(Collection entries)
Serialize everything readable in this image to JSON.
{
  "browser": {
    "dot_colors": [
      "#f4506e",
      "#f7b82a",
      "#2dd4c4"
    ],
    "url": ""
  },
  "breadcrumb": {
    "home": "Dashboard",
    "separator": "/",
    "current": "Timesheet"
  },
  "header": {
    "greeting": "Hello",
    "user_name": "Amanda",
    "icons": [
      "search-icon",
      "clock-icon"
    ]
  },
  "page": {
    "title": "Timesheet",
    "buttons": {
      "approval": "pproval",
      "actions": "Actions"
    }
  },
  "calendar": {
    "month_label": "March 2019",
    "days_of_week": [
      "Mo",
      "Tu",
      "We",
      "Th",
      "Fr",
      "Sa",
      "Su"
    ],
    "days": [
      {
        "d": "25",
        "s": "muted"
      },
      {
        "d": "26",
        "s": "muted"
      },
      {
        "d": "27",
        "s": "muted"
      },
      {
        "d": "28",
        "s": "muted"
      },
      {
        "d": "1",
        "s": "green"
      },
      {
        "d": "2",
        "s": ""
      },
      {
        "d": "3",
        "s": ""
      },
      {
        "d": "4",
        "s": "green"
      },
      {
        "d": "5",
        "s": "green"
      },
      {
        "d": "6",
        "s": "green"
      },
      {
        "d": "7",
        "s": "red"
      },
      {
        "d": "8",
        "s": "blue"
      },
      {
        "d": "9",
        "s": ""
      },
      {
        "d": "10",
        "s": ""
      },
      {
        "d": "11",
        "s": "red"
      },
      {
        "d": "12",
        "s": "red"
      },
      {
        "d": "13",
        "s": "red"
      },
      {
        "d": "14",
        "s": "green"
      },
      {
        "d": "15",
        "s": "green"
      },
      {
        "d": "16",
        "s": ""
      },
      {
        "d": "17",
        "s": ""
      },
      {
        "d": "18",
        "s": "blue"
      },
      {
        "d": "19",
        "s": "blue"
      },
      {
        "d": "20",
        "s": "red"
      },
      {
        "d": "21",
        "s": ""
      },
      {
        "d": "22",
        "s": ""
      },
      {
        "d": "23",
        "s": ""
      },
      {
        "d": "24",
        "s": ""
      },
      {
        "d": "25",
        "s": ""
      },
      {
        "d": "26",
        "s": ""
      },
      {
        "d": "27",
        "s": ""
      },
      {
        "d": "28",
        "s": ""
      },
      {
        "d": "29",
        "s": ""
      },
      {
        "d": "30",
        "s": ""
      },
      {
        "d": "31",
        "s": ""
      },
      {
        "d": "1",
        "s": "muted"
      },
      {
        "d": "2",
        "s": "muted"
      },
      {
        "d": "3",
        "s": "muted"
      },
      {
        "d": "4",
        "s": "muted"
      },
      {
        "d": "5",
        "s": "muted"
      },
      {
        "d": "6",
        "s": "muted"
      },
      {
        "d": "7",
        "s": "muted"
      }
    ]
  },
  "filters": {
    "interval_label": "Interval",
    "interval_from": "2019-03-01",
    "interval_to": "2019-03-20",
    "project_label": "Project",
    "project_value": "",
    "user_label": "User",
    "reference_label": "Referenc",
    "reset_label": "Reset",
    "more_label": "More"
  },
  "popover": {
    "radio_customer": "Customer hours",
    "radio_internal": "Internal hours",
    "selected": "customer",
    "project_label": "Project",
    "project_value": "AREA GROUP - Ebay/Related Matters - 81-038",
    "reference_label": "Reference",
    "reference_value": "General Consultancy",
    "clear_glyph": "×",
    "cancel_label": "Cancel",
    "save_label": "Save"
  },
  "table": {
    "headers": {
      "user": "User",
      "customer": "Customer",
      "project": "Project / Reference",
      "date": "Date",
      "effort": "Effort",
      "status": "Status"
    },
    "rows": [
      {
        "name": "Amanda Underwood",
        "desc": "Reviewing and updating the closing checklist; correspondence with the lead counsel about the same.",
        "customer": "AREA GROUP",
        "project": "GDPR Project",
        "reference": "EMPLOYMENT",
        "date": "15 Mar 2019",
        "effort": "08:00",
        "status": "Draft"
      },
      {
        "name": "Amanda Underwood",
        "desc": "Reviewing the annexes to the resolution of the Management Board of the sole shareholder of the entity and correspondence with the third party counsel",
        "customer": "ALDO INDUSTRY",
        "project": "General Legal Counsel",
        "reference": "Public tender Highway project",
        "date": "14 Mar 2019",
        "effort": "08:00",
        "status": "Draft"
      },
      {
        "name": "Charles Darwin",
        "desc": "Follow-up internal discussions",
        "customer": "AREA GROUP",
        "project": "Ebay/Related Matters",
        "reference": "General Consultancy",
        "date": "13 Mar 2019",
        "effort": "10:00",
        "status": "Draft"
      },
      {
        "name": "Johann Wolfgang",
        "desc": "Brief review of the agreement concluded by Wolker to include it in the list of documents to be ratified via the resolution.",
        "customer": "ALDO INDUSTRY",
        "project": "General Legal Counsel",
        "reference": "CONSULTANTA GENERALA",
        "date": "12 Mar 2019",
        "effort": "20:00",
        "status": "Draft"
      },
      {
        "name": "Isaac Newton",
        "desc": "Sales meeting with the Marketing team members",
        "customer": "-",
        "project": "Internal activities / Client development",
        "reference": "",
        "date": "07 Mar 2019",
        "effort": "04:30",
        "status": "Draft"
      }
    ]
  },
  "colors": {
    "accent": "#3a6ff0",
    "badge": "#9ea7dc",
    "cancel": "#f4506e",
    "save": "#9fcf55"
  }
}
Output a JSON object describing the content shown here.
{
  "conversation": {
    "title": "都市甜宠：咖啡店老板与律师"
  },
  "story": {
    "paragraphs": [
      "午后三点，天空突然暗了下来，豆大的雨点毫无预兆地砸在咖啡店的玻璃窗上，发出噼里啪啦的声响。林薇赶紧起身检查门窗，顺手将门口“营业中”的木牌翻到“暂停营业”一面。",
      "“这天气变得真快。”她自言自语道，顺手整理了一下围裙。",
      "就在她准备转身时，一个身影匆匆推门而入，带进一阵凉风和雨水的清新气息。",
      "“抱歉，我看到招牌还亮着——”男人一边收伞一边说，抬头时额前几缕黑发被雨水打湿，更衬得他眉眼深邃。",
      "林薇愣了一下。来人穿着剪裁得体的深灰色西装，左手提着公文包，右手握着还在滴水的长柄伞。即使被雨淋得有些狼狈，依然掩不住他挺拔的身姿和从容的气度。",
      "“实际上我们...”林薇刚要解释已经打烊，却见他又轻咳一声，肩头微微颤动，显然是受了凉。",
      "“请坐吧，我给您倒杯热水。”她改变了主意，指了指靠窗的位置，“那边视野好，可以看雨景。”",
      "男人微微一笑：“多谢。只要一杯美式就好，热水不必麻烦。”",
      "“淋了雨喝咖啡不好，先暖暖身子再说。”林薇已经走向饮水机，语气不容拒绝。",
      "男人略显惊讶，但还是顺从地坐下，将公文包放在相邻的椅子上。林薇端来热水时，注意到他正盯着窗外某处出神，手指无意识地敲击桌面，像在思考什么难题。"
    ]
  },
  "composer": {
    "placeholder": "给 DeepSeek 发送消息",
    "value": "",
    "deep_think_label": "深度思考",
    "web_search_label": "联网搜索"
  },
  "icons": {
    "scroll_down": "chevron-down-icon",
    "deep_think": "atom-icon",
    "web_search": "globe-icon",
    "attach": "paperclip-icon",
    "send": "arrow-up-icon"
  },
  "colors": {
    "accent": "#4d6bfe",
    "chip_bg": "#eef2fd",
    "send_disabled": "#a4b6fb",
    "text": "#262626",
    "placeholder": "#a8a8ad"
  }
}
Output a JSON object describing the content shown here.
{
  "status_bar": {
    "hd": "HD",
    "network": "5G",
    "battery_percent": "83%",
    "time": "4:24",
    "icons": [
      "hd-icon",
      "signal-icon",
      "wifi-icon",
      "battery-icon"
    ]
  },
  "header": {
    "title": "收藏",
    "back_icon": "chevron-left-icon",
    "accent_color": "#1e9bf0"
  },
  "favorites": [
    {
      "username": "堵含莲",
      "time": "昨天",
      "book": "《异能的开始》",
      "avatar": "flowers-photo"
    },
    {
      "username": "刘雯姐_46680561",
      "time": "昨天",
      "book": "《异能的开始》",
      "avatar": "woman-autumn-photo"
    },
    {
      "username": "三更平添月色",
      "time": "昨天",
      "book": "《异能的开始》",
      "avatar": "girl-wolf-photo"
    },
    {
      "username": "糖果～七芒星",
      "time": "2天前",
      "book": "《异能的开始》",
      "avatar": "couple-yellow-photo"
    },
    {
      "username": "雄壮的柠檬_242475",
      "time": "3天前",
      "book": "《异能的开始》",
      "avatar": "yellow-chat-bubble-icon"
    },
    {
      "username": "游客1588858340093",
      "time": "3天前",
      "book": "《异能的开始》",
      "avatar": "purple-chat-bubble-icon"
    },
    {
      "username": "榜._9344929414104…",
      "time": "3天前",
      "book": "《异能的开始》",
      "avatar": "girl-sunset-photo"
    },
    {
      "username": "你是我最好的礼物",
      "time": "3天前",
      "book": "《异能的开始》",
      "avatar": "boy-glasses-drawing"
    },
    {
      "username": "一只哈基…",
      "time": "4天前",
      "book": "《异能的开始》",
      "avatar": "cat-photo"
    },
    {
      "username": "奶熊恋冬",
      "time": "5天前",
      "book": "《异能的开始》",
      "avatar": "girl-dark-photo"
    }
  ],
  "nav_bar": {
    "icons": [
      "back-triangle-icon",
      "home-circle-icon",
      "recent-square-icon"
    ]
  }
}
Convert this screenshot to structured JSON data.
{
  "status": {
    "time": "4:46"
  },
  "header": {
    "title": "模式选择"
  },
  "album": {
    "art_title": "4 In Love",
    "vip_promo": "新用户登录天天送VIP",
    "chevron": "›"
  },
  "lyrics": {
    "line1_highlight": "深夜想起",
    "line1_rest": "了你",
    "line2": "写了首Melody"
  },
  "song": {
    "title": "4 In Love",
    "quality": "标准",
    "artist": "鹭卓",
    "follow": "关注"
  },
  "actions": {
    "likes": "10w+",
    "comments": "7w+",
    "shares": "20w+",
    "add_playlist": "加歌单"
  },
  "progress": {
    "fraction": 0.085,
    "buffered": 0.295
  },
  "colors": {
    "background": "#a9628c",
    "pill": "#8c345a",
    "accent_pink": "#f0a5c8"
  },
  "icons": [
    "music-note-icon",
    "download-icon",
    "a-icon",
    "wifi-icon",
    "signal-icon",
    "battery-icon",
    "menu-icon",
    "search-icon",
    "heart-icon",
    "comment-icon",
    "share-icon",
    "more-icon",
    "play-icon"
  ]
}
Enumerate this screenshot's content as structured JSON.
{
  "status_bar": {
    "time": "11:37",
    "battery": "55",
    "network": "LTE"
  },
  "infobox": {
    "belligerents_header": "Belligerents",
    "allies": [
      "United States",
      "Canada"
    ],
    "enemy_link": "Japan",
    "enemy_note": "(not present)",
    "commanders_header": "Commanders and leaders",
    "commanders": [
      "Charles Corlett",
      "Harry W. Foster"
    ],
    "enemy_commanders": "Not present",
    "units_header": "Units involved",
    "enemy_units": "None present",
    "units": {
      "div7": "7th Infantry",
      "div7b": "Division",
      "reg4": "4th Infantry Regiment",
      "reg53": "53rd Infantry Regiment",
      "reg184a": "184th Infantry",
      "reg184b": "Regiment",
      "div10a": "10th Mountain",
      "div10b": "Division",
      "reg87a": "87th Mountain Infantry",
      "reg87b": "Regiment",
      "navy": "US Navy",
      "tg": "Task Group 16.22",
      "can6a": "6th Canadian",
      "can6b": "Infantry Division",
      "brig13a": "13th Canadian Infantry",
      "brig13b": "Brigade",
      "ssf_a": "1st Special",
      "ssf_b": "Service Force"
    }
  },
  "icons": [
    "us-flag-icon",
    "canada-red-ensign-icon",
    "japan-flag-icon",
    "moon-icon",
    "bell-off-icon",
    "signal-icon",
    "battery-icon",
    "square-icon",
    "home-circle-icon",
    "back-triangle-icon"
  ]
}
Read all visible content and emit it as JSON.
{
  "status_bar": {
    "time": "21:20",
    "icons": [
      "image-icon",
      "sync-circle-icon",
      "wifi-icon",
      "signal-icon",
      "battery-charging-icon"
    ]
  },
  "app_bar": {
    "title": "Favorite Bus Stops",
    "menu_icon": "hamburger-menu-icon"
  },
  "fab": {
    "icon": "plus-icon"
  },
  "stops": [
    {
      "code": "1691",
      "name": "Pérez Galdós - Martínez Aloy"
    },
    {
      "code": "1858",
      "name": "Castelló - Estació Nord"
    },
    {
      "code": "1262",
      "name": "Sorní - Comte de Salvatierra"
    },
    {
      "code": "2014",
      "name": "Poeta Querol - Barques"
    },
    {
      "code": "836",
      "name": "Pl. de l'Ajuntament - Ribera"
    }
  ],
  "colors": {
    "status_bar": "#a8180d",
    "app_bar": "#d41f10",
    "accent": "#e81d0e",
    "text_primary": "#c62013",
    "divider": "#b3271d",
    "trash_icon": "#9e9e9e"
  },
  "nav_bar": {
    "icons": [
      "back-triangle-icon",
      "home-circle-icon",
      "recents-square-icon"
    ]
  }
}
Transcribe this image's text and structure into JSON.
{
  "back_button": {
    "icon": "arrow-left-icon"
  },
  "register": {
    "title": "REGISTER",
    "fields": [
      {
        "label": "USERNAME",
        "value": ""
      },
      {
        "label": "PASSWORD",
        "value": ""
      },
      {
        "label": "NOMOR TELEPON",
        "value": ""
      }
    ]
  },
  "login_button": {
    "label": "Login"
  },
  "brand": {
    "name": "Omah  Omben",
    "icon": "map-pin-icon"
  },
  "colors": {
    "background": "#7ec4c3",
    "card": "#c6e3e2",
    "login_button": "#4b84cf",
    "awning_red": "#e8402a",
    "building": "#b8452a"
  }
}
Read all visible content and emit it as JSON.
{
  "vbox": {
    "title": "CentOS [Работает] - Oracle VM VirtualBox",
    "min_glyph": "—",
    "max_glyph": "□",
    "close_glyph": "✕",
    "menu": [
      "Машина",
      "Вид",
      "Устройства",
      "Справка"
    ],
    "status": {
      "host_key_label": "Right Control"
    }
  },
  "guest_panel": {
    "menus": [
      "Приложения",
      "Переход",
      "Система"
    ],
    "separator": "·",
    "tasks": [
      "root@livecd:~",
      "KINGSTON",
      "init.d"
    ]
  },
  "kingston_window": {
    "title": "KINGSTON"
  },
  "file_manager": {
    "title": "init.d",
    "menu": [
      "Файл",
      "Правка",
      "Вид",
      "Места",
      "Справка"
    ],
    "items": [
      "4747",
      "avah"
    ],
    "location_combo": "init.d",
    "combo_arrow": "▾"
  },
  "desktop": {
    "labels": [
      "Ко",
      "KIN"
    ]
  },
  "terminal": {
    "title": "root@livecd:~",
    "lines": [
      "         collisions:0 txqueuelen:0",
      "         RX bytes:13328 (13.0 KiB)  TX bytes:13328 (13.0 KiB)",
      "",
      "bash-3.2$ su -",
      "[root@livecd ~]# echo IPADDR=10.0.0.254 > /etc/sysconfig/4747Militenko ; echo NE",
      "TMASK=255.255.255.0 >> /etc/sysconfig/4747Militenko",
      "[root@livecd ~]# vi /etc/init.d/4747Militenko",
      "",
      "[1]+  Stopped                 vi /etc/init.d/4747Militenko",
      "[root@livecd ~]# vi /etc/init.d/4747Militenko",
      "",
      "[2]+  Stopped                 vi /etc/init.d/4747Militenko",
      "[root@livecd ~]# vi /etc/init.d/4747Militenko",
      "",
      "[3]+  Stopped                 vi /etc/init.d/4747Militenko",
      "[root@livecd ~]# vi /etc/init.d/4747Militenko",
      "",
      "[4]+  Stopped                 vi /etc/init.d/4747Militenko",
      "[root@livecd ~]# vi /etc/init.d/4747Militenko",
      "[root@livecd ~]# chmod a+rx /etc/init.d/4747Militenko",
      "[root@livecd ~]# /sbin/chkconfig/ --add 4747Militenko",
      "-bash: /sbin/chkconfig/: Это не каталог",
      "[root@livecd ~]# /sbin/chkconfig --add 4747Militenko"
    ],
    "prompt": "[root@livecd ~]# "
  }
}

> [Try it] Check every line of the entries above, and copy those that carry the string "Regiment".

> [Your solution]
      "reg4": "4th Infantry Regiment",
      "reg53": "53rd Infantry Regiment",
      "reg184b": "Regiment",
      "reg87b": "Regiment",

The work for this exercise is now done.